Given this context, it is a fundamental question to ask what proportion of the spectrum stays invisible from us when navigating digital information. In other words, from a population of N results for a given search query q on the Internet, how representative is viewing just n < N search results? This is different from assessing whether the n search results are either misinformative or biased, but worth assessing nonetheless. The importance of this question is even more pronounced given the implications it has for human behavior. Studies have shown the rising levels of mental distraction among almost all population demographics, a large part of which is driven by the fear of missing out on what we could not see. Additionally, the misinformation and bias literature has highlighted the existence of bias in top web search results, news search results, and social media posts. This is problematic as the Internet sends us ranked information, a ranking that we feed sparingly off, and a ranking that could possibly be biased. The emphasis on 'possibly' pertains to the ambiguity we face in accurately assessing the ground truths in most situations.

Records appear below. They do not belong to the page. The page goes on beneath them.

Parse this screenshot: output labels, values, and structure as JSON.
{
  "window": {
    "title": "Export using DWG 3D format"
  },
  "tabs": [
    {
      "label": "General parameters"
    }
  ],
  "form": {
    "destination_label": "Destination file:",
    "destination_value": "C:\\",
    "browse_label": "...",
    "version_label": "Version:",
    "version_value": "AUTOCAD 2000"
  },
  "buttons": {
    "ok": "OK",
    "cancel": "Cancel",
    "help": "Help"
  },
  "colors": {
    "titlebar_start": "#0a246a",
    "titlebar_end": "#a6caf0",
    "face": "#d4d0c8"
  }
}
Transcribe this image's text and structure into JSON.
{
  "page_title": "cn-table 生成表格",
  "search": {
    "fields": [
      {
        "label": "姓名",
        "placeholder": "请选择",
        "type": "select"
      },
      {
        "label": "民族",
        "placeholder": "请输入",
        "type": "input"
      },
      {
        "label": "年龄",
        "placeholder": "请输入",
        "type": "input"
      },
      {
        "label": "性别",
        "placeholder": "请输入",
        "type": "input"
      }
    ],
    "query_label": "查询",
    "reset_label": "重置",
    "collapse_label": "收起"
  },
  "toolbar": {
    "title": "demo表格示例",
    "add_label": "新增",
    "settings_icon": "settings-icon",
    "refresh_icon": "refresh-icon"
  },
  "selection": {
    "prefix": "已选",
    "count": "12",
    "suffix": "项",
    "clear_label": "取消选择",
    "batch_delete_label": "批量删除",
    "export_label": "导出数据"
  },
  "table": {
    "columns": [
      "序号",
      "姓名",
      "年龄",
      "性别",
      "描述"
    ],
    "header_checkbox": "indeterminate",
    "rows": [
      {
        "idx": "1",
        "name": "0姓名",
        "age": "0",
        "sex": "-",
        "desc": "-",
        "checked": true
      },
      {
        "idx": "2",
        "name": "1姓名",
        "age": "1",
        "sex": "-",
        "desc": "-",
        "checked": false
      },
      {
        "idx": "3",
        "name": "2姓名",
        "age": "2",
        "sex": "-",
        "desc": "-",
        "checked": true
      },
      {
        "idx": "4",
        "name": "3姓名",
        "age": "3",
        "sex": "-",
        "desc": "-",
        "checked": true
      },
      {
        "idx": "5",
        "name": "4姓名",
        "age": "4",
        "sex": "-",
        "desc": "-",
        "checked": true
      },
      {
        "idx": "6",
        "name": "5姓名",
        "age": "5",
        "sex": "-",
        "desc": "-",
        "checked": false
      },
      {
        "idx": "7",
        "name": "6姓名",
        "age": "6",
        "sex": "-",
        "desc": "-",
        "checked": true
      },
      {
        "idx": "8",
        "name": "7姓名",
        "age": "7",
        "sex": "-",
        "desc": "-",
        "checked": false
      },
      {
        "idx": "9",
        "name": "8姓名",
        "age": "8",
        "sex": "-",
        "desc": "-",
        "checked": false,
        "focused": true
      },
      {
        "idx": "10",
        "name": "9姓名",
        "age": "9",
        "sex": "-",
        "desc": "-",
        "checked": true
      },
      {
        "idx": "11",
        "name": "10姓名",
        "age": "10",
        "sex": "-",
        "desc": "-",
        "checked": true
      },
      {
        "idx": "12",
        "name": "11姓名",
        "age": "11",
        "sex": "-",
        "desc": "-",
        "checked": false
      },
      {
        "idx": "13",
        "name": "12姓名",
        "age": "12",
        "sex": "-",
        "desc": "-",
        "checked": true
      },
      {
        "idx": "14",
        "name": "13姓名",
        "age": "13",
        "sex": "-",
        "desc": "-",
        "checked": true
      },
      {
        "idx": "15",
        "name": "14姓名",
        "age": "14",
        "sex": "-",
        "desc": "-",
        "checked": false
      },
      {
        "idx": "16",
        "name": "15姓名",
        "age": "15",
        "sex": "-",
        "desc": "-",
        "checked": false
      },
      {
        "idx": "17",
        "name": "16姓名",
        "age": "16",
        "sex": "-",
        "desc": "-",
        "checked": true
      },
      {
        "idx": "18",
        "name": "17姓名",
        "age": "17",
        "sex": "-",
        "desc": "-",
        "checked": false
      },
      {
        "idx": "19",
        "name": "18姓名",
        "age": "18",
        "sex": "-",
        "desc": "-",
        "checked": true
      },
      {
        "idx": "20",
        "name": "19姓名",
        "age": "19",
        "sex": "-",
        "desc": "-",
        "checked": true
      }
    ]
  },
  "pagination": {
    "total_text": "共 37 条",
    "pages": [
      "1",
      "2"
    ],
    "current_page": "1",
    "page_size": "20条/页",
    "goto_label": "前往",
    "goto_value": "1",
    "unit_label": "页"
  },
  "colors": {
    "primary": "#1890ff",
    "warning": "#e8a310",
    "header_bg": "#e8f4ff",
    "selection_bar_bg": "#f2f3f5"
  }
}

This in turn can lead to harms of representation, wherein digital systems end up reinforcing the subordination of some groups along the lines of identity.
Taken together, our failure to know how much we do not know when consuming information is a critical loophole in Internet-enabled systems enabling human discourse at an unprecedented scale. As Jamie Susskind points out in his book Future Politics, if we have no control on the flow of information in our society, we have no control on our shared sense of right and wrong. From a philosophical standpoint, an intention to know unknowns is hardly a new line of questioning, but rather a centuries-old one. Notwithstanding the fundamental nature and utility of this question in the current information overload age, it is surprising that this has evaded ample research attention. Before answering ‘Is what I know different from the ground truth?’ through research on misinformation and algorithmic bias, we are yet to answer adequately ‘How much do I not even know?’
The information space as we research today (on the left) and as we do not (on the right)